By no means are persons expected to turn down any opportunity for advancement including job opportunities regionally and internationally, but at what cost to St. Lucia’s own health sector? Are the nursing schools on island to be closed because too many nurses are being churned out yearly (as has been quietly suggested)? Do you allow such valuable human resources to go to waste while blatant needs are left unmet?
How could Minister Alvina Reynolds in her various trips to the Victoria Hospital shaking hands and asking questions not have been made aware of the constraints facing the facility? Did she think that adding a row of chairs in the A&E waiting room and hand sanitiser dispensers hospital-wide (which are almost always empty) an adequate enough response or more a band-aid on a stab wound? When does she intend to address the other problem of only ONE doctor manning the emergency room on a weekend? What about the Mental Wellness Hospital where there are only two qualified psychiatrists and accommodation usually over capacity?

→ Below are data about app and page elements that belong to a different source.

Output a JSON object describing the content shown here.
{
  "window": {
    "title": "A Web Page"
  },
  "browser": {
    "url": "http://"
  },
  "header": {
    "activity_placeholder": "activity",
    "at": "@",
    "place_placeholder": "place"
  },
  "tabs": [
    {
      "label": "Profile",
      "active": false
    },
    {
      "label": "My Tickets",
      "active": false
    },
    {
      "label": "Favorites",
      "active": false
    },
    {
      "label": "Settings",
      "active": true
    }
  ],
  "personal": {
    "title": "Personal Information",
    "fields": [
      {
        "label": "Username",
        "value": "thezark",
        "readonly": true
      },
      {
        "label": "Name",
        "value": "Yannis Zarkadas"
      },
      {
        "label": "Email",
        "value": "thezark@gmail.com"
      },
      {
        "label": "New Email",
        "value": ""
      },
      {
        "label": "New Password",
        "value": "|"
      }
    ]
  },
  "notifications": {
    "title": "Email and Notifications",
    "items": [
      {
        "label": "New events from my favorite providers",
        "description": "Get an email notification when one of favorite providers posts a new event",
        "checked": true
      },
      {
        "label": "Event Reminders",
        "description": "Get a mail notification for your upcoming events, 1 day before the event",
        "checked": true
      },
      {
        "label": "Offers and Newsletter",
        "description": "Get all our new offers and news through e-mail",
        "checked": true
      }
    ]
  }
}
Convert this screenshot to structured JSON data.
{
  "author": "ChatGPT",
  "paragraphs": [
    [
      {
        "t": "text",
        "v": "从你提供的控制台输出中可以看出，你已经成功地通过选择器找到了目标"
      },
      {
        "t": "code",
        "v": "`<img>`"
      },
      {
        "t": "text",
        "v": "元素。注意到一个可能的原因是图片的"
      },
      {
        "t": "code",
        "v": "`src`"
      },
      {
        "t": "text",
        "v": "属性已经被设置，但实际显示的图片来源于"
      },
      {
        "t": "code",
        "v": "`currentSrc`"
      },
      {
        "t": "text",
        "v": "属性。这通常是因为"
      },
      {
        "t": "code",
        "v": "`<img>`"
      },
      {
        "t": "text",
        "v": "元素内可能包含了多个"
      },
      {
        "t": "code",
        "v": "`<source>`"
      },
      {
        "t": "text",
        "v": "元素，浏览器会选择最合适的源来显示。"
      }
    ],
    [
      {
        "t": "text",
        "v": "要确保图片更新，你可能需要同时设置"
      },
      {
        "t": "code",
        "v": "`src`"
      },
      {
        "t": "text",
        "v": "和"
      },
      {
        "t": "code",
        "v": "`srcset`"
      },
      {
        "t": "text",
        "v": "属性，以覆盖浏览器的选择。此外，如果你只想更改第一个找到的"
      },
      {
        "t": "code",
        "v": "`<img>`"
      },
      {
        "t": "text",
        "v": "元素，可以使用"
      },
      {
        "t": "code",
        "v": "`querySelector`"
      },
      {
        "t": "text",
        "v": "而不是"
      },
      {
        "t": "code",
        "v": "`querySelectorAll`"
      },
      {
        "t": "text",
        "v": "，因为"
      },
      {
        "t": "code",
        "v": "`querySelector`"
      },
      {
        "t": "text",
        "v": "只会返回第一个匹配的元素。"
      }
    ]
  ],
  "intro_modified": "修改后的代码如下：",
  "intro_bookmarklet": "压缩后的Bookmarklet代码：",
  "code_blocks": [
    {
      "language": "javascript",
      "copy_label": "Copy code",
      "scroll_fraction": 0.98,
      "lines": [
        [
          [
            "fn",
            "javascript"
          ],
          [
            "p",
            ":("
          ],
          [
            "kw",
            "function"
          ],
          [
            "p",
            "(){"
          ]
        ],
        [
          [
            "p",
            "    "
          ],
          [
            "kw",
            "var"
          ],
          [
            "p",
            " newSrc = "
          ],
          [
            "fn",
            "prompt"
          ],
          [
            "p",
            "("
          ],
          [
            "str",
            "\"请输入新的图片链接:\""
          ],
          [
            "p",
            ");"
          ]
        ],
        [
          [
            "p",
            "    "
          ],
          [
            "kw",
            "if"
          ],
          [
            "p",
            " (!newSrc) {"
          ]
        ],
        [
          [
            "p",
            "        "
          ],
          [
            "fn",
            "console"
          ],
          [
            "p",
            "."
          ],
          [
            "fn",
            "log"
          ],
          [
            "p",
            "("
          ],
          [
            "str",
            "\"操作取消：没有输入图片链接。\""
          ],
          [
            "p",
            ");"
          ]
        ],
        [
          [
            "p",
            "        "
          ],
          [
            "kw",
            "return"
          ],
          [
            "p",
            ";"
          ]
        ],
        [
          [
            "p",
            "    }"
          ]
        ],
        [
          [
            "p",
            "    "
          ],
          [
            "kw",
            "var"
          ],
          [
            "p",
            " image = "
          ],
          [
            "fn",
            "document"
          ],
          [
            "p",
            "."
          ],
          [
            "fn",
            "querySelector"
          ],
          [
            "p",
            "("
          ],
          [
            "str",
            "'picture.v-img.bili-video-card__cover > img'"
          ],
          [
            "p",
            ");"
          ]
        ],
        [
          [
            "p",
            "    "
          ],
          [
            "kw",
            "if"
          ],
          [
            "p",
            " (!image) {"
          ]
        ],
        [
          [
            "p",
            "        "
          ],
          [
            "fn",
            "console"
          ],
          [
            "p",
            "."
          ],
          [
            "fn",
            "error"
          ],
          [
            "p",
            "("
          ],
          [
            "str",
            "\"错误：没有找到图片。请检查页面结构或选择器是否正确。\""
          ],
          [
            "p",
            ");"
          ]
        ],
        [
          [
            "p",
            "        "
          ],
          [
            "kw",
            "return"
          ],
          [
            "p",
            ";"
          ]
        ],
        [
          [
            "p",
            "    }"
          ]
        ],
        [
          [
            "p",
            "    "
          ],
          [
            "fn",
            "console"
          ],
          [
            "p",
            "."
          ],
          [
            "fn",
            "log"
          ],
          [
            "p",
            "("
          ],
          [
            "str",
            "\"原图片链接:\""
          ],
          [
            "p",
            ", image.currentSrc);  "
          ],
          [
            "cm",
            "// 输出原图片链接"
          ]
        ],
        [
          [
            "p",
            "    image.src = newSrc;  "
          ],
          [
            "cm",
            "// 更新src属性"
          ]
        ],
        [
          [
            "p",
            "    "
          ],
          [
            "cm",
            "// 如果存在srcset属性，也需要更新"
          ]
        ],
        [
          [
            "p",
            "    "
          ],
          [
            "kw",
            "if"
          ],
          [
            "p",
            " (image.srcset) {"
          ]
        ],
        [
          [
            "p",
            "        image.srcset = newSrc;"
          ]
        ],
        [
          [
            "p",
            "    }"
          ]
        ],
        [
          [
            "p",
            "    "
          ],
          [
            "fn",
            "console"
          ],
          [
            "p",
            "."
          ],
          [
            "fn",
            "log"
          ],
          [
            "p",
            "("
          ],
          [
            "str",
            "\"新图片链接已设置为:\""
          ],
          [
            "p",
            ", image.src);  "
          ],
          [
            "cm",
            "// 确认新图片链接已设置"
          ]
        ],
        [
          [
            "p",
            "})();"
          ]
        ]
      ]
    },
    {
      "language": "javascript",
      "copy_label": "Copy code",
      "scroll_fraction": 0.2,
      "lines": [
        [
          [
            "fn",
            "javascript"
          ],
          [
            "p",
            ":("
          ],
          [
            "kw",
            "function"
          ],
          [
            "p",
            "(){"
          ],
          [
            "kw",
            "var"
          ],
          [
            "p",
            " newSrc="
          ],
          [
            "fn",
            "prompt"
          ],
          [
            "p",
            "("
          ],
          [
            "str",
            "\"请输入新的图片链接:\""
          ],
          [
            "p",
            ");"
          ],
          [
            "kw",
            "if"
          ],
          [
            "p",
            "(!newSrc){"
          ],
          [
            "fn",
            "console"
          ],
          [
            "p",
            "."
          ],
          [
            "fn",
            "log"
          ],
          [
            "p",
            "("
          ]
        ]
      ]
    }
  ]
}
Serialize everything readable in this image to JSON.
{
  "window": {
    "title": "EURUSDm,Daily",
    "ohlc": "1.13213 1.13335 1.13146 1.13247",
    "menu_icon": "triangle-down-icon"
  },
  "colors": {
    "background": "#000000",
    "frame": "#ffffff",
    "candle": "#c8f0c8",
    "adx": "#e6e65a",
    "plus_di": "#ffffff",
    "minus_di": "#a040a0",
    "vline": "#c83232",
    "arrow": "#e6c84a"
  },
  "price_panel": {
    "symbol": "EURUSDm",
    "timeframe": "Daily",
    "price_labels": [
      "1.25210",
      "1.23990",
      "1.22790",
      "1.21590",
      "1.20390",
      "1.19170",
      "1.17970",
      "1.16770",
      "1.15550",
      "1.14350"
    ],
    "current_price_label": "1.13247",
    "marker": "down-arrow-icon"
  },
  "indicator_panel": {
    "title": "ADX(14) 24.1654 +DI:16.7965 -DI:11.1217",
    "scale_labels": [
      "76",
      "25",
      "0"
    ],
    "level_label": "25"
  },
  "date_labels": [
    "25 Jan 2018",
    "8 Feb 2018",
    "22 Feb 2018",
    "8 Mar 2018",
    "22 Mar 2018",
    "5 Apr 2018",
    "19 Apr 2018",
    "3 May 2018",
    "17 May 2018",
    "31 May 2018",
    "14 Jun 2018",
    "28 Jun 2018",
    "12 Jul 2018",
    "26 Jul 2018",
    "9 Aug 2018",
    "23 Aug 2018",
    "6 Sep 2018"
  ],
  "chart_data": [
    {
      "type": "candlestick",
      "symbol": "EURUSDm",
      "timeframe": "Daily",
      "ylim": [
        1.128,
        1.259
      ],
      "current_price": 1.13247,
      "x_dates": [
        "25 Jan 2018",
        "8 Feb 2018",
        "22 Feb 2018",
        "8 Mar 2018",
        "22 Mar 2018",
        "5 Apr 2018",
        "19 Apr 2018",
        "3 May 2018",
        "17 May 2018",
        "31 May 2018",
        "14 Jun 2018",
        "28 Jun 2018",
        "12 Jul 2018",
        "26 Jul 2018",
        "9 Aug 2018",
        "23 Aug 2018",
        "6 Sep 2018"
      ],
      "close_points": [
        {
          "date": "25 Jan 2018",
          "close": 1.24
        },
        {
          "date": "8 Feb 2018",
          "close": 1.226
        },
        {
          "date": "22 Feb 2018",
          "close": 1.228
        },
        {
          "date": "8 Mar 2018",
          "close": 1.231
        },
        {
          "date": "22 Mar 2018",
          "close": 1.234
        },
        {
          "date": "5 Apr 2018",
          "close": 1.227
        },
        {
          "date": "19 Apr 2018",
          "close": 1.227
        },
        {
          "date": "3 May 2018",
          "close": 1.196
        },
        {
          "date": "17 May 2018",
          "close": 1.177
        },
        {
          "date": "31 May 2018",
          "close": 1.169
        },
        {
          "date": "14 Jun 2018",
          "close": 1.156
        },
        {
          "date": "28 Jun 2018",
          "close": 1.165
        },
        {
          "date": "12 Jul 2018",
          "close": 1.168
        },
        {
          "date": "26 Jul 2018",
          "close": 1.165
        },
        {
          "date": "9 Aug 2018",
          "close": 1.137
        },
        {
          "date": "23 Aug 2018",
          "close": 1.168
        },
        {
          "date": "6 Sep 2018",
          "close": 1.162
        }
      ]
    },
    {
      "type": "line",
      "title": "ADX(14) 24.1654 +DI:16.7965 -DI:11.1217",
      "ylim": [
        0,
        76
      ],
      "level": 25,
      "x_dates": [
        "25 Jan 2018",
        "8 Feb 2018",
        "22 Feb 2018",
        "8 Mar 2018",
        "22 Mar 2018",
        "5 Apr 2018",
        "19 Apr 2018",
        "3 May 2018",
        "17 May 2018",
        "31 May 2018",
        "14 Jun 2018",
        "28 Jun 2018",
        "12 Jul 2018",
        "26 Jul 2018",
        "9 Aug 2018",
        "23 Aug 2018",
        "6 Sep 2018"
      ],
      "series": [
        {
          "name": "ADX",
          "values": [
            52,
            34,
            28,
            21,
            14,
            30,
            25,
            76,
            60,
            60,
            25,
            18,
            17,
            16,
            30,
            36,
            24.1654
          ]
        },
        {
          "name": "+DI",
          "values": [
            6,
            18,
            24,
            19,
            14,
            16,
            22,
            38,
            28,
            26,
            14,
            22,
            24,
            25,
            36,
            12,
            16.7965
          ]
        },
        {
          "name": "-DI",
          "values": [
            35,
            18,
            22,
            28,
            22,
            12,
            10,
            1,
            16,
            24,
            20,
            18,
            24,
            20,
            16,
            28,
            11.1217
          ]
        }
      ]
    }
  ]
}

While our prime minister is working furiously to create revenue to relieve our national debt (which you may recall during his last stint as PM he joked about it, telling the late Sir John Compton to ‘call 911’ if the growing debt was the emergency he had indicated), both he and the minister of health are apparently willing to compromise the health and safety of citizens and nurses in this endeavour; allowing an estimated 100 young, able-bodied, specially-trained and qualified individuals who meet the criteria for a field which is essentially the foundation of society to contribute to the growing unemployment statistic while awaiting their chance at ‘Better Days’. Seems they should take to the streets, cutlasses in tow, to cut grass with STEP (?).
Where is the SLNA president and why hasn’t she met with the minister or agitated for progress for the profession which she represents? Is she simply sitting idly by? As far as the public should be aware, one of the purposes of the General Nursing Council (as stated on their website) is to “advise the minister of health on nursing matters.” WHAT advice has she been given to be under the delusion that there are too many nurses and that health facilities could use no more?
Is the health sector, and the problems which it faces, going to be brushed under the rug as usual or are they going to be addressed?
Ms. Reynolds and Nurse Leonce, why the silence? You should both feel compelled to divulge the truth to the public while performing your duties of reinforcing and empowering the health sector and its members while ensuring provision of adequate health care resources and services.
The public awaits.
A concerned citizen